◆ **What you have to do**:
The records that follow must all be duplicated exactly.

◆ **Stored data**:

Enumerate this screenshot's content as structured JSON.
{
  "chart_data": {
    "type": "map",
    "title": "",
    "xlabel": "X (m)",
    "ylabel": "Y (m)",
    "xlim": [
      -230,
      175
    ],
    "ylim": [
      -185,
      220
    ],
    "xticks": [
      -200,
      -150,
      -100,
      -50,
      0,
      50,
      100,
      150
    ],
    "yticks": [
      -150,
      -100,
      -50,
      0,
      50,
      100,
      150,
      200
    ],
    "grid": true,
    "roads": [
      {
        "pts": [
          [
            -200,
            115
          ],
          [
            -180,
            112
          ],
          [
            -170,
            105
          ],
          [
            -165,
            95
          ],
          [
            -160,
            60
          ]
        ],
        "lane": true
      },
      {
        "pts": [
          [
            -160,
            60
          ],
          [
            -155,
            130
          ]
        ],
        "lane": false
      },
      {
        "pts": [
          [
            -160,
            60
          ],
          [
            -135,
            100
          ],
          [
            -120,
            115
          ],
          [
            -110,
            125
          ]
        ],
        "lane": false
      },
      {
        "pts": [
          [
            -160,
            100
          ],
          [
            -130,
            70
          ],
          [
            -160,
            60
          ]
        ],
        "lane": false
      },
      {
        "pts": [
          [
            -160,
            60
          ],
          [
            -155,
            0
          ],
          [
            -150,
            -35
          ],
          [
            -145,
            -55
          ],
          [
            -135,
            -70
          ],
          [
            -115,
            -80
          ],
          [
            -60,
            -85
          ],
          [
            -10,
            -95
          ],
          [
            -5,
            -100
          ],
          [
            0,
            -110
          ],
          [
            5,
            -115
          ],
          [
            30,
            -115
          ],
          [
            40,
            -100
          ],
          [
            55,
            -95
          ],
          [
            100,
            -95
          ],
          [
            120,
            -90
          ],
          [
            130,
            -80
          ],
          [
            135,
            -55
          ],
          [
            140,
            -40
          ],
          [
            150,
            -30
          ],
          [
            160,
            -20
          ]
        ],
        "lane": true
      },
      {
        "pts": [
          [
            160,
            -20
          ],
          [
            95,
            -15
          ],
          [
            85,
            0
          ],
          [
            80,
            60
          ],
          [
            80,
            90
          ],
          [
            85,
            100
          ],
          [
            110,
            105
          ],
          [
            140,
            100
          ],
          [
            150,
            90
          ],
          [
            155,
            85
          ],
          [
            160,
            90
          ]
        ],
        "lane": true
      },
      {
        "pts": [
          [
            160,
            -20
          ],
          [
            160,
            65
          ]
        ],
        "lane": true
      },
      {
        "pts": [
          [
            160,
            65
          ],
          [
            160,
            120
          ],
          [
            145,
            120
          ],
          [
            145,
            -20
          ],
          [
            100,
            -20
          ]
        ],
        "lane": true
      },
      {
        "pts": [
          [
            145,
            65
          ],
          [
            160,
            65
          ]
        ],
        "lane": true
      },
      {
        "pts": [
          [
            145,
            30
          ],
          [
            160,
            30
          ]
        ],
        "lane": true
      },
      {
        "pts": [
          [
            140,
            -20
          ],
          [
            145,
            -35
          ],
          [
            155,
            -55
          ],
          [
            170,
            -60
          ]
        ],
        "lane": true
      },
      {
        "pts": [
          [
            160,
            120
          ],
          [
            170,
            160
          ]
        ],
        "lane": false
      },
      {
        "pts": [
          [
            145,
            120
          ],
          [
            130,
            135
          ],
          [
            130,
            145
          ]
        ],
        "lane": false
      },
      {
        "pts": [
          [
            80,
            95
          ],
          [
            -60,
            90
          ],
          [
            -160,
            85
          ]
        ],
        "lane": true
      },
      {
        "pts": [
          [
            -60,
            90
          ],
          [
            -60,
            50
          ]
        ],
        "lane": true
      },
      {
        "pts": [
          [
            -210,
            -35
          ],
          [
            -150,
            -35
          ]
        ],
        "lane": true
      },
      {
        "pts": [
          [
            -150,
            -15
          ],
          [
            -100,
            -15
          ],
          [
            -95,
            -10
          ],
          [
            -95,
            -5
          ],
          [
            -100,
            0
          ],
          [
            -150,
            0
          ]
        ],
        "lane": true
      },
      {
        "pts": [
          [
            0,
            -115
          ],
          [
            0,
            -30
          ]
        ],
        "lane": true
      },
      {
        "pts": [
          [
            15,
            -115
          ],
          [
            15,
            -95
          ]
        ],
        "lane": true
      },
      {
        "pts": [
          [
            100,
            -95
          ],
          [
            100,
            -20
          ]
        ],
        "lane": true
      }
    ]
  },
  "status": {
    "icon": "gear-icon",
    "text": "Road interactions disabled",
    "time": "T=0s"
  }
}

◆ **Completed exercise**:
Enumerate this screenshot's content as structured JSON.
{
  "chart_data": {
    "type": "map",
    "title": "",
    "xlabel": "X (m)",
    "ylabel": "Y (m)",
    "xlim": [
      -230,
      175
    ],
    "ylim": [
      -185,
      220
    ],
    "xticks": [
      -200,
      -150,
      -100,
      -50,
      0,
      50,
      100,
      150
    ],
    "yticks": [
      -150,
      -100,
      -50,
      0,
      50,
      100,
      150,
      200
    ],
    "grid": true,
    "roads": [
      {
        "pts": [
          [
            -200,
            115
          ],
          [
            -180,
            112
          ],
          [
            -170,
            105
          ],
          [
            -165,
            95
          ],
          [
            -160,
            60
          ]
        ],
        "lane": true
      },
      {
        "pts": [
          [
            -160,
            60
          ],
          [
            -155,
            130
          ]
        ],
        "lane": false
      },
      {
        "pts": [
          [
            -160,
            60
          ],
          [
            -135,
            100
          ],
          [
            -120,
            115
          ],
          [
            -110,
            125
          ]
        ],
        "lane": false
      },
      {
        "pts": [
          [
            -160,
            100
          ],
          [
            -130,
            70
          ],
          [
            -160,
            60
          ]
        ],
        "lane": false
      },
      {
        "pts": [
          [
            -160,
            60
          ],
          [
            -155,
            0
          ],
          [
            -150,
            -35
          ],
          [
            -145,
            -55
          ],
          [
            -135,
            -70
          ],
          [
            -115,
            -80
          ],
          [
            -60,
            -85
          ],
          [
            -10,
            -95
          ],
          [
            -5,
            -100
          ],
          [
            0,
            -110
          ],
          [
            5,
            -115
          ],
          [
            30,
            -115
          ],
          [
            40,
            -100
          ],
          [
            55,
            -95
          ],
          [
            100,
            -95
          ],
          [
            120,
            -90
          ],
          [
            130,
            -80
          ],
          [
            135,
            -55
          ],
          [
            140,
            -40
          ],
          [
            150,
            -30
          ],
          [
            160,
            -20
          ]
        ],
        "lane": true
      },
      {
        "pts": [
          [
            160,
            -20
          ],
          [
            95,
            -15
          ],
          [
            85,
            0
          ],
          [
            80,
            60
          ],
          [
            80,
            90
          ],
          [
            85,
            100
          ],
          [
            110,
            105
          ],
          [
            140,
            100
          ],
          [
            150,
            90
          ],
          [
            155,
            85
          ],
          [
            160,
            90
          ]
        ],
        "lane": true
      },
      {
        "pts": [
          [
            160,
            -20
          ],
          [
            160,
            65
          ]
        ],
        "lane": true
      },
      {
        "pts": [
          [
            160,
            65
          ],
          [
            160,
            120
          ],
          [
            145,
            120
          ],
          [
            145,
            -20
          ],
          [
            100,
            -20
          ]
        ],
        "lane": true
      },
      {
        "pts": [
          [
            145,
            65
          ],
          [
            160,
            65
          ]
        ],
        "lane": true
      },
      {
        "pts": [
          [
            145,
            30
          ],
          [
            160,
            30
          ]
        ],
        "lane": true
      },
      {
        "pts": [
          [
            140,
            -20
          ],
          [
            145,
            -35
          ],
          [
            155,
            -55
          ],
          [
            170,
            -60
          ]
        ],
        "lane": true
      },
      {
        "pts": [
          [
            160,
            120
          ],
          [
            170,
            160
          ]
        ],
        "lane": false
      },
      {
        "pts": [
          [
            145,
            120
          ],
          [
            130,
            135
          ],
          [
            130,
            145
          ]
        ],
        "lane": false
      },
      {
        "pts": [
          [
            80,
            95
          ],
          [
            -60,
            90
          ],
          [
            -160,
            85
          ]
        ],
        "lane": true
      },
      {
        "pts": [
          [
            -60,
            90
          ],
          [
            -60,
            50
          ]
        ],
        "lane": true
      },
      {
        "pts": [
          [
            -210,
            -35
          ],
          [
            -150,
            -35
          ]
        ],
        "lane": true
      },
      {
        "pts": [
          [
            -150,
            -15
          ],
          [
            -100,
            -15
          ],
          [
            -95,
            -10
          ],
          [
            -95,
            -5
          ],
          [
            -100,
            0
          ],
          [
            -150,
            0
          ]
        ],
        "lane": true
      },
      {
        "pts": [
          [
            0,
            -115
          ],
          [
            0,
            -30
          ]
        ],
        "lane": true
      },
      {
        "pts": [
          [
            15,
            -115
          ],
          [
            15,
            -95
          ]
        ],
        "lane": true
      },
      {
        "pts": [
          [
            100,
            -95
          ],
          [
            100,
            -20
          ]
        ],
        "lane": true
      }
    ]
  },
  "status": {
    "icon": "gear-icon",
    "text": "Road interactions disabled",
    "time": "T=0s"
  }
}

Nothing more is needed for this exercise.